james m. lynch
Born in Abington, Massachusetts, Jim Lynch was a former director of racing at Philadelphia's Liberty Bell Park, where he handled both the William Penn and Liberty Bell meetings. He served at several other raceways including Rosecroft, where he was general manager for ten years and Brandywine, where he was race secretary for thirteen years. He also served as an official at Old Orchard Beach in Maine, Foxboro in Massachusetts, Ponce de Leon in Florida, Hilliards in Ohio and Ocean Downs, Maryland.
James Lynch first worked with horses when he was fourteen; trainer John J. Daley gave him a summer vacation job in his stable. Lynch drove in his first race when he was sixteen. His Officiating career began with a matinee program at South Weymouth, Massachusetts in 1940. He was just eighteen years old and served as a starter, working with a paper megaphone and a cowbell.
In WWII, Lynch served in Anfa, Morocco with the U.S. Army. There, using French horses, he helped organize a series of harness races at the Anfa track. Following service, he went into teaching and officiated on a part-time basis at New England tracks and fairs. He purchased Standardbreds after the war but, when night pari-mutuel racing debuted in his home state in 1947, he sold his two-horse stable and went to work as a racing official. He was named a State Steward in 1948.
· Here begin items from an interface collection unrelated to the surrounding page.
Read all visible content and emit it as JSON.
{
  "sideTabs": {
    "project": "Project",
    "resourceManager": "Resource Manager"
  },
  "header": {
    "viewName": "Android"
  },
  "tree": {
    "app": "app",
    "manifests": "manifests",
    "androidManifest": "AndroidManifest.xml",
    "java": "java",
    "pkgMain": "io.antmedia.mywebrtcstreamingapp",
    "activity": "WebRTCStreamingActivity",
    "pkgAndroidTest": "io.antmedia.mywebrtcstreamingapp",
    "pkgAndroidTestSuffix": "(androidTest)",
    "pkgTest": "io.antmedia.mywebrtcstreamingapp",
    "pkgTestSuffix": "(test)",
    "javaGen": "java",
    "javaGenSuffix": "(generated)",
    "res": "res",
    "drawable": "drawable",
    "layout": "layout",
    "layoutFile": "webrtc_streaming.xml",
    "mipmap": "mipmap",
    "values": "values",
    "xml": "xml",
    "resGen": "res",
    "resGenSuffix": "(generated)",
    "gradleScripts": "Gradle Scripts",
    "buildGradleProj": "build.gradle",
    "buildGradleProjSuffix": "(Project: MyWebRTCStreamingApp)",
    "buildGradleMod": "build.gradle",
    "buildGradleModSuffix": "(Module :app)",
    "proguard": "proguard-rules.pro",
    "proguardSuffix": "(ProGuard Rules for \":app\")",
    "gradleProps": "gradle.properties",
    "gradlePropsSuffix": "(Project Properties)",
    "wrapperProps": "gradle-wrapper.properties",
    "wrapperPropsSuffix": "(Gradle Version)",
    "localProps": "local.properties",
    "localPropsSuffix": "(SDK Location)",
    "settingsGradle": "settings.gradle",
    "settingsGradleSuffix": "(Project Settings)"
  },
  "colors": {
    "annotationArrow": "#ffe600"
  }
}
James M. Lynch trained many of today's best-known harness racing officials. Regarded by his colleagues as the "Dean of Harness Racing," the one-time Massachusetts school teacher received the Special Achievement Award from the USTA in 1973, was made an honorary member of the USHWA in 1974, elected to the New England Harness Writers Hall of Fame in 1975 and presented with the Grand Circuit Medallion in 1976. Lynch was the 1976-1977 president of the American Harness Racing Secretaries Association; and he served as a director of the USTA for four years, representing District 9.
Jim Lynch, who was inducted into the Harness Racing Hall of Fame in 1985, died in Abington, Massachusetts on April 20, 2000. He was seventy-eight years old.
Published in the Harness Racing Museum's 2000 book, The 2000 Immortals